The A380 is once again under media scrutiny, despite there being no major movement on the type. Comments from Air France and Qantas about not taking further A380s have long been assumed, and it has been apparent that Malaysia Airlines does not even have the need for its A380s. Singapore Airlines not renewing the lease on its first A380 is hardly surprising, and offers no definitive conclusion about the A380 or second-hand market; early A380s had different production and are not as efficient as later models. The lack of movement on the A380neo continues to irk the model's largest customer by far, Emirates, and may not make for a productive relationship as Emirates weighs an A350 or 787 order.
For most, the A380 continues to fly. How and where it flies is changing. Flights to and from the Middle East are becoming more common as Gulf airlines, and mostly Emirates, take delivery of A380s. A further shift to the Middle East is inevitable. In Japan there has been a near exodus of A380s; airlines dropping the type as they moved from Narita to Haneda, which cannot accommodate the A380 during the day, and Singapore Airlines down-gauging. Intra-Asia flying is decreasing – notable given the growth of A380s based in the region. Services by the A380 to Australia are growing, perhaps as it becomes an easy market for airlines to redeploy capacity amid European security concerns and trans-Pacific overcapacity.
South African Airways seeks regional growth and new partnerships, but outlook remains bleak. UPDATE
South African Airways (SAA) is again looking at opportunities for new partnerships and network expansion. SAA is now re-engaging with Etihad following an unsuccessful initial partnership and is keen to launch new routes after the delivery of its first two A330-300s in 4Q2016.
Any growth, however, is unlikely to be profitable until SAA addresses its longstanding challenges. The airline has still not fully implemented its previous turnaround plan and urgently needs yet another capital injection.
A full and deep restructuring is required but seems impossible in the current political environment.
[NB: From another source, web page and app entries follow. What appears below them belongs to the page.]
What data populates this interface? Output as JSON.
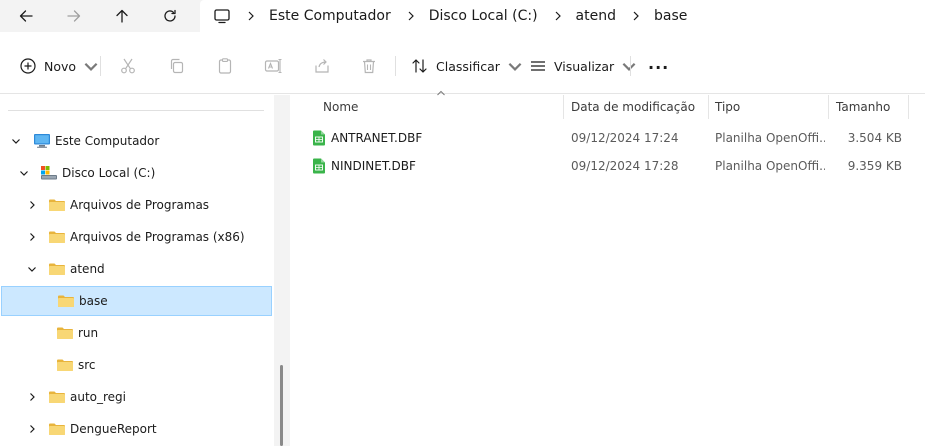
{
  "address_bar": {
    "breadcrumb": [
      "Este Computador",
      "Disco Local (C:)",
      "atend",
      "base"
    ]
  },
  "command_bar": {
    "new_label": "Novo",
    "sort_label": "Classificar",
    "view_label": "Visualizar",
    "more_label": "..."
  },
  "sidebar": {
    "items": [
      {
        "label": "Este Computador",
        "icon": "computer-icon",
        "level": 0,
        "expanded": true
      },
      {
        "label": "Disco Local (C:)",
        "icon": "drive-icon",
        "level": 1,
        "expanded": true
      },
      {
        "label": "Arquivos de Programas",
        "icon": "folder-icon",
        "level": 2,
        "expanded": false
      },
      {
        "label": "Arquivos de Programas (x86)",
        "icon": "folder-icon",
        "level": 2,
        "expanded": false
      },
      {
        "label": "atend",
        "icon": "folder-icon",
        "level": 2,
        "expanded": true
      },
      {
        "label": "base",
        "icon": "folder-icon",
        "level": 3,
        "selected": true
      },
      {
        "label": "run",
        "icon": "folder-icon",
        "level": 3
      },
      {
        "label": "src",
        "icon": "folder-icon",
        "level": 3
      },
      {
        "label": "auto_regi",
        "icon": "folder-icon",
        "level": 2,
        "expanded": false
      },
      {
        "label": "DengueReport",
        "icon": "folder-icon",
        "level": 2,
        "expanded": false
      }
    ]
  },
  "file_list": {
    "columns": [
      "Nome",
      "Data de modificação",
      "Tipo",
      "Tamanho"
    ],
    "rows": [
      {
        "name": "ANTRANET.DBF",
        "modified": "09/12/2024 17:24",
        "type": "Planilha OpenOffi...",
        "size": "3.504 KB"
      },
      {
        "name": "NINDINET.DBF",
        "modified": "09/12/2024 17:28",
        "type": "Planilha OpenOffi...",
        "size": "9.359 KB"
      }
    ]
  },
  "colors": {
    "selection_bg": "#cce8ff",
    "selection_border": "#99d1ff",
    "folder": "#f8d775",
    "spreadsheet_icon": "#3ab44a"
  }
}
Repeated government meddling has put SAA in an extremely challenging situation. The airline is in dire straits, and its outlook remains bleak.